U.K companies lack culture.
Hopes that the UK economy can be balanced with a surge in export growth have been called into question by a new survey. The study, carried out by the British Chambers of Commerce (BCC), found that a majority of UK SMEs have little or no intention of trading abroad. Of the 8,000 firms polled by the BCC, seven out of ten said that they are neither current nor likely exporters.
The BCC survey laid bare a depressing lack of exporting culture among smaller British firms. Many of those questioned doubted whether their products or services would hold appeal for overseas consumers, while a fifth expressed themselves quite happy with domestic sales. The research also highlighted the large number of firms that are unable or unwilling to tap overseas markets and, of those actually engaged in trade abroad, the number of current exporters that continue to face difficulties financing international deals.
Of those not expecting to export, nearly 10 per cent said they lacked 'the resources to make it happen', and a similar proportion said they would need help finding overseas customers. Meanwhile, trade finance and insurance still remain hard to come by for exporters, the survey showed. Of some 1,800 exporters, nearly a third (29 per cent) used some form of trade finance. However, half of all trade finance users had difficulty securing the financing they needed and said there had been little improvement during the last year.

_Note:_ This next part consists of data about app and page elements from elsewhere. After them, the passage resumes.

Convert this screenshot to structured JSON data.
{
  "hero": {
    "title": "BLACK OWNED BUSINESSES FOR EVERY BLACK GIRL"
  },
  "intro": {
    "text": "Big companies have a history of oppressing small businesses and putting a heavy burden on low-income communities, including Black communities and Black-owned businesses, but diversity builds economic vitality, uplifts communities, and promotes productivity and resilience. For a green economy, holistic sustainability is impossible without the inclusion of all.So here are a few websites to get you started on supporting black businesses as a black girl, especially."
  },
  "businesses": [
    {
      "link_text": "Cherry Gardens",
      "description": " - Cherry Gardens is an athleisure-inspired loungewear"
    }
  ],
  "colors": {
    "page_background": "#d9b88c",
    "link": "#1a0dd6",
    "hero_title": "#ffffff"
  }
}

Of over 2,500 current and likely exporters, a third (34 per cent) wanted Government help dealing with foreign exchange fluctuations, a quarter (28 per cent) needed support with working capital and short-term trade credit insurance, and a fifth (19 per cent) were looking for assistance with contract bonds. An absence of promotional activity identifying those government support schemes that do exist was another problem. Of all the businesses surveyed by the BCC, 65 per cent were unaware of the UK's official export credit agency, the Export Credit Guarantee Department. Worse still, nine out of ten companies that do export have never applied for or used its services, suggesting that ECGD's current products do not reach critical SME markets.
David Frost, surely not the David Frost, director general of the BCC, commented: "Our survey reveals some uncomfortable truths for British business and for the Government about our ability to export. Too many of our companies lack an exporting culture, even though they produce high quality goods and services. We cannot rebalance Britain's economy when so many companies say they're simply not ready or able to take their products overseas. Despite its rhetoric, the Government is not yet doing enough to encourage and incentivise exporting. The UK doesn't provide enough help to small- and medium-sized exporters, whereas governments in Canada, Germany, France and the USA take more steps to make sure their companies succeed overseas. Unless we see more help for small companies seeking trade finance, the UK will continue to see hundreds of millions of pounds of lost business."
The role of Government in trade can be as subtle or as obvious as you like, no doubt reflecting your own take on politics. All Governments want to be seen as the champions of growth and confidence even those who say they firmly believe in market forces will apply a little pressure to those markets. It's interesting that the U.S.A and France are two of those countries cited by David Frost as I have personal and professional experience of both countries bending international rules on trade and Government involvement in order for 'their' companies to succeed in export markets. I can't help thinking that us Brits get so bogged down with rules that we sometime lose sight of what the actual game is about.